- Guyots: Guyots are most commonly found in the Pacific Ocean it’s also known as a table mount, is an isolated underwater volcanic mountain with a flat top more than 200 m below the surface of the sea. Example Kuko Guyot, Suiko Guyot and the Pallada Guyot.
- Islands in the Pacific Ocean: The approximately 20,000 islands in the Pacific Ocean are concentrated in the south and west. Most of the larger islands are structurally part of the continent and rise from the continental shelf. Example Japanese island arc, the Malay Archipelago and Hawaiian Islands.
- Mid-Oceanic Ridges: The mountain ranges can have peaks as high as 2,500 m and some even reach above the ocean’s surface. Example East Pacific Rise.
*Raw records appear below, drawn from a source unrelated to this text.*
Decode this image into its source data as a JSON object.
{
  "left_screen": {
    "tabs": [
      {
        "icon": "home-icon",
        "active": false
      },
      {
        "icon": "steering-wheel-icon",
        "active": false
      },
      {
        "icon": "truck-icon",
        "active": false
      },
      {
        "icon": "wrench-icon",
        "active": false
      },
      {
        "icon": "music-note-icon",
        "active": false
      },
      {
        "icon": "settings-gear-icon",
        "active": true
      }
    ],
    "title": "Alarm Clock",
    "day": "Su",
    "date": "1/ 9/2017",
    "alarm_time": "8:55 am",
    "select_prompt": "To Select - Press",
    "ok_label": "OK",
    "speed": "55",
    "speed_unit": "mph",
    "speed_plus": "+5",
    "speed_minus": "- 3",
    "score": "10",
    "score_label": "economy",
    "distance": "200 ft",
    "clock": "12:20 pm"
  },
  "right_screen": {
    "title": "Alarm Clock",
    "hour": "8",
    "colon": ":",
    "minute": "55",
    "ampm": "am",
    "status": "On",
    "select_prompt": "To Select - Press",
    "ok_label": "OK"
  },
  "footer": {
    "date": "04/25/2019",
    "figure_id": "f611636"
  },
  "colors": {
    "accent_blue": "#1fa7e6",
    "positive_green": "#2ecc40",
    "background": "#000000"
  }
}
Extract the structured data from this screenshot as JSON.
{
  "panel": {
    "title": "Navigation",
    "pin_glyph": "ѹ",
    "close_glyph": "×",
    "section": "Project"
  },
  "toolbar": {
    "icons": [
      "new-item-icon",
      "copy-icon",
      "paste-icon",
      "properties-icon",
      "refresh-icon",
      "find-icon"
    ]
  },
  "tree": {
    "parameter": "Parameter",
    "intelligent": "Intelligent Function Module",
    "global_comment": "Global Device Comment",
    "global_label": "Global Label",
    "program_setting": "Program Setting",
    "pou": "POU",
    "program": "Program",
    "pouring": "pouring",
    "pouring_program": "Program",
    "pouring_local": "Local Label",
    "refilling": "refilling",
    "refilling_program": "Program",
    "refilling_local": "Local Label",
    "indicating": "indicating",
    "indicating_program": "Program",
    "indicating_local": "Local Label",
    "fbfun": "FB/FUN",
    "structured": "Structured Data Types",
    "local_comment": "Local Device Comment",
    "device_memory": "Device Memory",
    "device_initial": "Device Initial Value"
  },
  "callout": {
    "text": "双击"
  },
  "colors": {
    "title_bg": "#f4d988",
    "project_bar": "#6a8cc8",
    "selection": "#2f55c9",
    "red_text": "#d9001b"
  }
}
- Submarine Canyons: These are deep valleys, some comparable to the Grand Canyon of the Colorado river. They are sometimes found cutting across the continental shelves and slopes, often extending from the mouths of large rivers. Example Astoria Canyon.
- Ocean Trenches: The deepest ocean trenches ring the Pacific as part of the so-called “Ring of Fire” that also includes active volcanoes and earthquake zones. Examples are Middle America Trench, Chile Trench in the South Pacific and Marianas trench.
The Pacific is not always peaceful. The lands around the Pacific Rim are full of volcanoes and often affected by earthquakes. Tsunamis, caused by underwater earthquakes, have devastated many islands and changed the surface structure of the Ocean. Also due to the effects of plate tectonics, the Pacific Ocean is currently shrinking which is directly affecting the overall flora and fauna of Pacific Ocean floor.